In this part of the Campus Martius, were several Imperial Ustrinums, that were crematoriums for the Emperors and their family. In the centre of the picture, in the upper part, the Ustrinum of Antoninus Pius. more in the centre and left of Antoninus's Ustrinum, the Ustrinum of Marcus-Aurelius. The Ustrinum is a variant of the mausoleum, that looked like a square courtyard. Sometimes formed by a row of parallelepipedes built within eachother, as the funeral pyres that appear on the ancient coins. The Ustrinums of Marcus-Aurelius and of Antoninus are typical examples.

The Ustrinum of Augustus’s family , in the centre of the picture, was just close to the Mausoleum of Augustus, on the Via Flaminia.

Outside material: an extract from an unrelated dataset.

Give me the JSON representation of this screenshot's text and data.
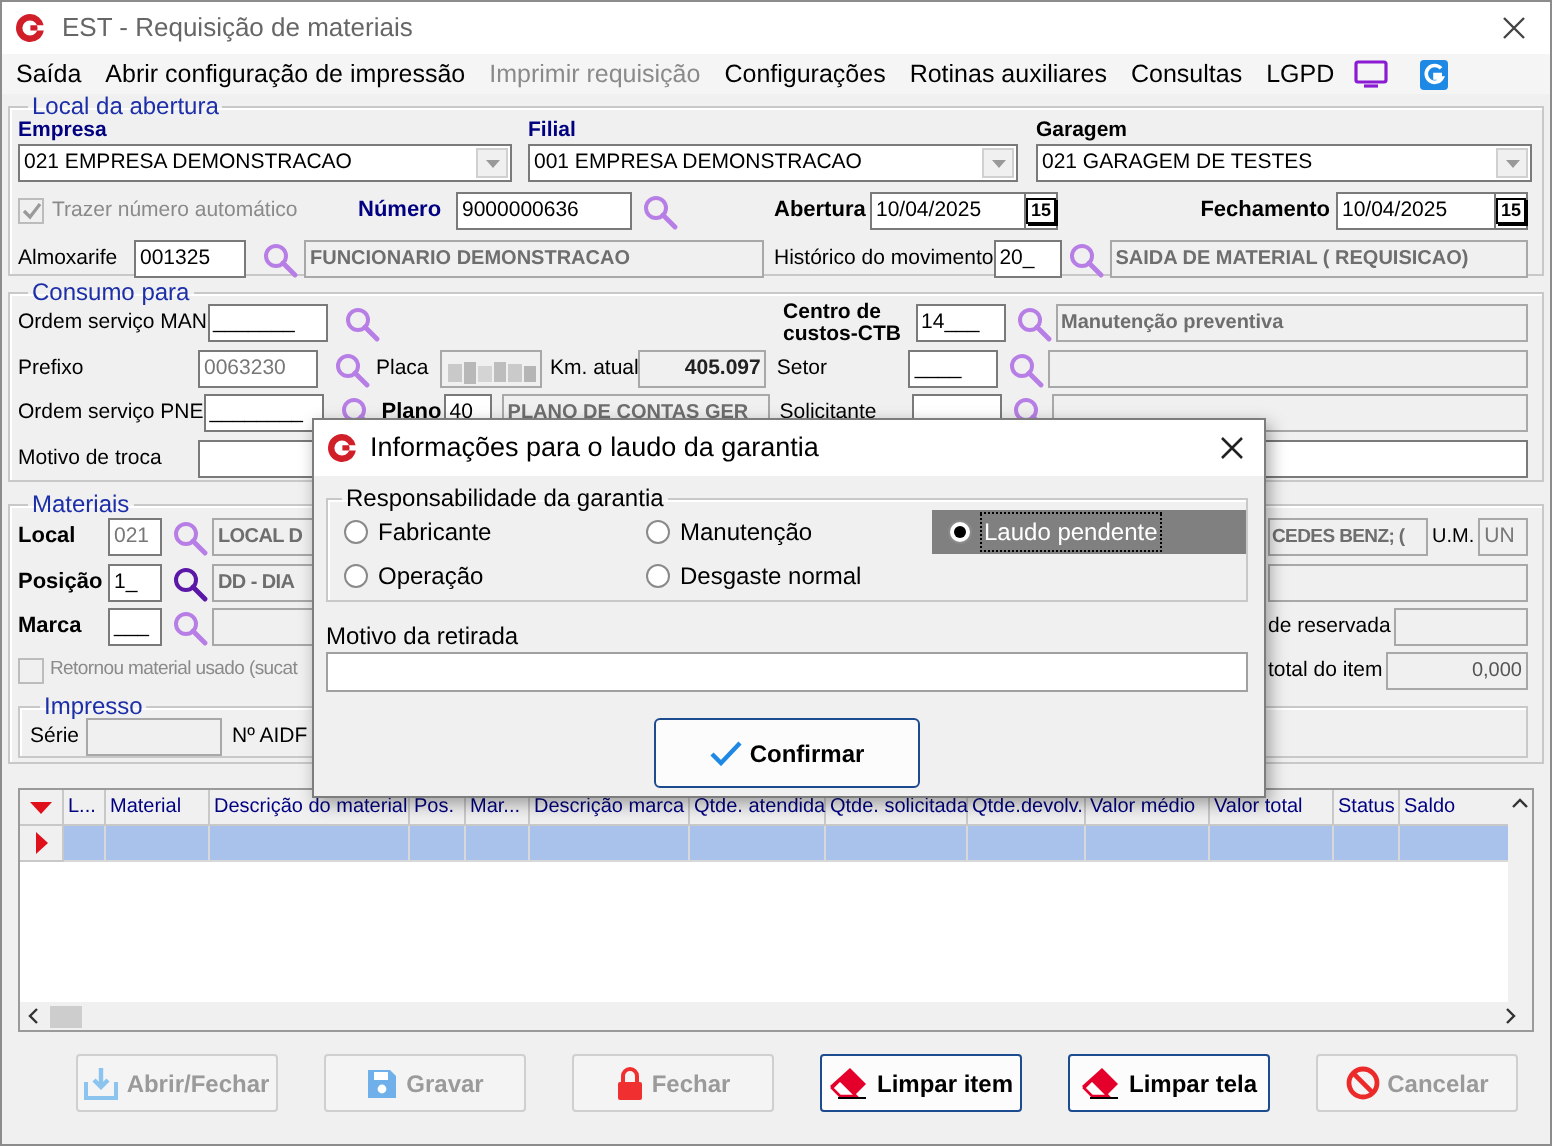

Even if the characteristics are the same, ie, concentric squares, you can notice, in this case, the lack of great walls or porticoes to protect the crematorium.

Hadrian’s Ustrinum was built in the west point of the Campus Martius. We can easily locate it in the centre of the picture, with the characteristic shape of labyrinthic ustrinums.

A close view shows us that Hadrian’s Ustrinum had the same structure, ie a row of concentric squares. Three gates allowed to enter in the enclosure.

Very close to Hadrian’s Mausoleum stood a pyramid so-called pyramid of Romulus ( Meta Romuli ) that was an ancient funeral monument. This pyramid was considered as the tomb of Romulus during the Middle-Age. It was demolished at the beginning of the XVIth century. You see it almost in the centre of the picture, alongside a Roman way.

The pyramid of Caius Cestius. This magistrate, who died in 12 BC, had his tomb built with the shape of a pyramid. This one was later included in the Aurelian wall, since the law prohibited the tombs within the walls. This monument, that was covered with white marble still remains untouched today. During the Middle-Age, it was considered as the tomb of Remus, Romulus’s brother.